__TASK DATA__
*** Block opens ***

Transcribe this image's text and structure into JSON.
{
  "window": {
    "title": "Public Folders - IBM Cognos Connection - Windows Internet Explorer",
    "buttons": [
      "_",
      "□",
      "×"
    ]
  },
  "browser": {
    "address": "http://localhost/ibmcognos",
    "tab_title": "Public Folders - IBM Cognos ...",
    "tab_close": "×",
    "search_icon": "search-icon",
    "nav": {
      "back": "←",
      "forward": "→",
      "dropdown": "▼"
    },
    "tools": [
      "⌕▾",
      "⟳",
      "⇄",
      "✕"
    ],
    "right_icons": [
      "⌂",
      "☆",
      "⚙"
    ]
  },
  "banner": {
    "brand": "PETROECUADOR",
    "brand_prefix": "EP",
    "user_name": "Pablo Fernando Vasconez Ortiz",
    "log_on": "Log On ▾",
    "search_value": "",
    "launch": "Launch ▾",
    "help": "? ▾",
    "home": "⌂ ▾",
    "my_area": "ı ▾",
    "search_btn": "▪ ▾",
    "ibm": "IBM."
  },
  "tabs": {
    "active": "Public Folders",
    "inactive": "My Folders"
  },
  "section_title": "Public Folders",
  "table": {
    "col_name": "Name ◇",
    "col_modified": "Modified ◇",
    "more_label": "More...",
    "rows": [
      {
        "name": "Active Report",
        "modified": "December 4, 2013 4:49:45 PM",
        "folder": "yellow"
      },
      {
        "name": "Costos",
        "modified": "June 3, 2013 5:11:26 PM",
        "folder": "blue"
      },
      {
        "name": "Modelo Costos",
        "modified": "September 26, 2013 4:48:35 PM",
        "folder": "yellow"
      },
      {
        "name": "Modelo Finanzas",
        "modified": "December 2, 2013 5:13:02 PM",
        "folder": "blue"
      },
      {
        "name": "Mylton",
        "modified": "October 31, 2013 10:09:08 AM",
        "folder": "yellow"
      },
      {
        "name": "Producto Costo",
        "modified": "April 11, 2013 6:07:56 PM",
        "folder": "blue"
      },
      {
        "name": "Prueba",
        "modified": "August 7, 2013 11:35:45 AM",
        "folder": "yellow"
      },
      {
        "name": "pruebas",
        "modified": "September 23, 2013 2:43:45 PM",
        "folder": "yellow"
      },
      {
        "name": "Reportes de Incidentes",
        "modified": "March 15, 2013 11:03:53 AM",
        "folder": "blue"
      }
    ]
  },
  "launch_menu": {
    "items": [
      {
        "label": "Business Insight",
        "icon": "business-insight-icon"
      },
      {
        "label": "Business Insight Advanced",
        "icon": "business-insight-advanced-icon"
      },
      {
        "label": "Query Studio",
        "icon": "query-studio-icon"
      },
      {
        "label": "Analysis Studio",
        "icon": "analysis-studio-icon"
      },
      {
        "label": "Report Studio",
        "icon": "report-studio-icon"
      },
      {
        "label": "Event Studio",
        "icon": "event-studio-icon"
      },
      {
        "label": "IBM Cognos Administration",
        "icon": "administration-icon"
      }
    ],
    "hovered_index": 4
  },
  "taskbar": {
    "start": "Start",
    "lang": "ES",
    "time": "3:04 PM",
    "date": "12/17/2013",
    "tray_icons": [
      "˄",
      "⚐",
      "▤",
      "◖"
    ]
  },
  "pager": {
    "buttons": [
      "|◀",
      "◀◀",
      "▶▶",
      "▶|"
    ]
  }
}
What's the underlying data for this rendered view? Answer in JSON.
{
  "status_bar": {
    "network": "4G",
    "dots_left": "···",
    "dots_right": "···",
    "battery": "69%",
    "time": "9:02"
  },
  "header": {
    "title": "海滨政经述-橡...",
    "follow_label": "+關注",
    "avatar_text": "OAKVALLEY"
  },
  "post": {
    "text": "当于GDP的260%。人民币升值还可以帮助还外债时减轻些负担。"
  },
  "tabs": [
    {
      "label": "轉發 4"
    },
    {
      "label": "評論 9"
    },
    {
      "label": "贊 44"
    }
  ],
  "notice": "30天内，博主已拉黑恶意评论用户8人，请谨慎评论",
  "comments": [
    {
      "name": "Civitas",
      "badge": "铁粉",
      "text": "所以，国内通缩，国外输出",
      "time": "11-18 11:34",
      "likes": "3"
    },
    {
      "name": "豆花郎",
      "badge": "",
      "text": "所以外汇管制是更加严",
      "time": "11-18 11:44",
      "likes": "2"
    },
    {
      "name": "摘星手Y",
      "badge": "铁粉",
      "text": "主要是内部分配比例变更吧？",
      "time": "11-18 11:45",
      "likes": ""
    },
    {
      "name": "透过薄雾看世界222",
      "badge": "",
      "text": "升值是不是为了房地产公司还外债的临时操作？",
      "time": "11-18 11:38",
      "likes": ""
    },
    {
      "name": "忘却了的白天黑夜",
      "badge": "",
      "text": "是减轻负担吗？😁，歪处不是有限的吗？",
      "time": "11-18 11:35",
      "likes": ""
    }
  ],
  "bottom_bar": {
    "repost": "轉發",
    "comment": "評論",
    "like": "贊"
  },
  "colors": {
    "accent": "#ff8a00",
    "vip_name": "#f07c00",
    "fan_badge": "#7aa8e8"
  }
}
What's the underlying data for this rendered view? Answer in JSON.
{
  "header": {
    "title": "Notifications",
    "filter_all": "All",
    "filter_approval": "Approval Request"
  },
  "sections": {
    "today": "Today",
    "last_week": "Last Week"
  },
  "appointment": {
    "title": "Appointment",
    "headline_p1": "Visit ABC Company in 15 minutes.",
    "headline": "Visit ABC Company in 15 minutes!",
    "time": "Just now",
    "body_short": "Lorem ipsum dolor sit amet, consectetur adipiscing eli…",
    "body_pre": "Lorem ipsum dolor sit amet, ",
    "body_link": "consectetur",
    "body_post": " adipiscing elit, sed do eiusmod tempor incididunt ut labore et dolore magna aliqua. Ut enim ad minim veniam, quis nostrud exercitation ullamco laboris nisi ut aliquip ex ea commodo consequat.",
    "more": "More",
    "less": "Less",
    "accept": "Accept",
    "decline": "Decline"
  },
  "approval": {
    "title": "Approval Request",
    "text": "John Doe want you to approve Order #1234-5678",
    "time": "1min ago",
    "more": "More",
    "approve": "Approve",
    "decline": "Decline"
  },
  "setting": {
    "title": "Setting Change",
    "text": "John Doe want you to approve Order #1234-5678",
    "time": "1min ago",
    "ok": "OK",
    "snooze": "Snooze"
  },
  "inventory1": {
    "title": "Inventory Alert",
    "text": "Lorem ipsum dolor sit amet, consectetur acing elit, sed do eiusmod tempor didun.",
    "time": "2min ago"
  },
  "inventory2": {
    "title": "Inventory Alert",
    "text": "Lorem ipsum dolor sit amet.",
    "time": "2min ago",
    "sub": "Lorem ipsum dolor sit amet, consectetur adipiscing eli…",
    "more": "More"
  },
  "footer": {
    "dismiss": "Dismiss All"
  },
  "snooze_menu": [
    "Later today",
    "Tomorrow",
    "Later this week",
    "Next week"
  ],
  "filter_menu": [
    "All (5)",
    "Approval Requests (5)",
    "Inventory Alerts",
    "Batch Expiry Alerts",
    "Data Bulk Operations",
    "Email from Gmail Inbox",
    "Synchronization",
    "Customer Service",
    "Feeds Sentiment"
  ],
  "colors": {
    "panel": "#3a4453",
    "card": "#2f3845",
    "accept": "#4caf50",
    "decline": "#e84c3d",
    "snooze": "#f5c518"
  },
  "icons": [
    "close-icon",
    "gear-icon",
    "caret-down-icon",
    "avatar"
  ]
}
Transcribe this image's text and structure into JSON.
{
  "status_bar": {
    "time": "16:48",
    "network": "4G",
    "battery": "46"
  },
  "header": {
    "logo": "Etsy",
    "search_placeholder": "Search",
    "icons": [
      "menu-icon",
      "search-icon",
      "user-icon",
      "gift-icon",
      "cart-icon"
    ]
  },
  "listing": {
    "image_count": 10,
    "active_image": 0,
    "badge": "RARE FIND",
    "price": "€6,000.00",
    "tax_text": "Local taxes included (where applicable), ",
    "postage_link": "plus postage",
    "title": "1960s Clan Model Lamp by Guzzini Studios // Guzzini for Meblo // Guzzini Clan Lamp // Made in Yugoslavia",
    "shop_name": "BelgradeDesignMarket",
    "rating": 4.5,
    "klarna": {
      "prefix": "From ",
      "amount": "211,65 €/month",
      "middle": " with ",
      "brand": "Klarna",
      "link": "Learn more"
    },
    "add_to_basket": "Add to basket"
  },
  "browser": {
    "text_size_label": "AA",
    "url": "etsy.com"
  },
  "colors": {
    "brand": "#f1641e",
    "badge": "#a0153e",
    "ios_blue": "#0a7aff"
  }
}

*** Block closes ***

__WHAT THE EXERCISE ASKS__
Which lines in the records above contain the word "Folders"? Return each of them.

__WRITTEN ANSWER__
    "title": "Public Folders - IBM Cognos Connection - Windows Internet Explorer",
    "tab_title": "Public Folders - IBM Cognos ...",
    "active": "Public Folders",
    "inactive": "My Folders"
  "section_title": "Public Folders",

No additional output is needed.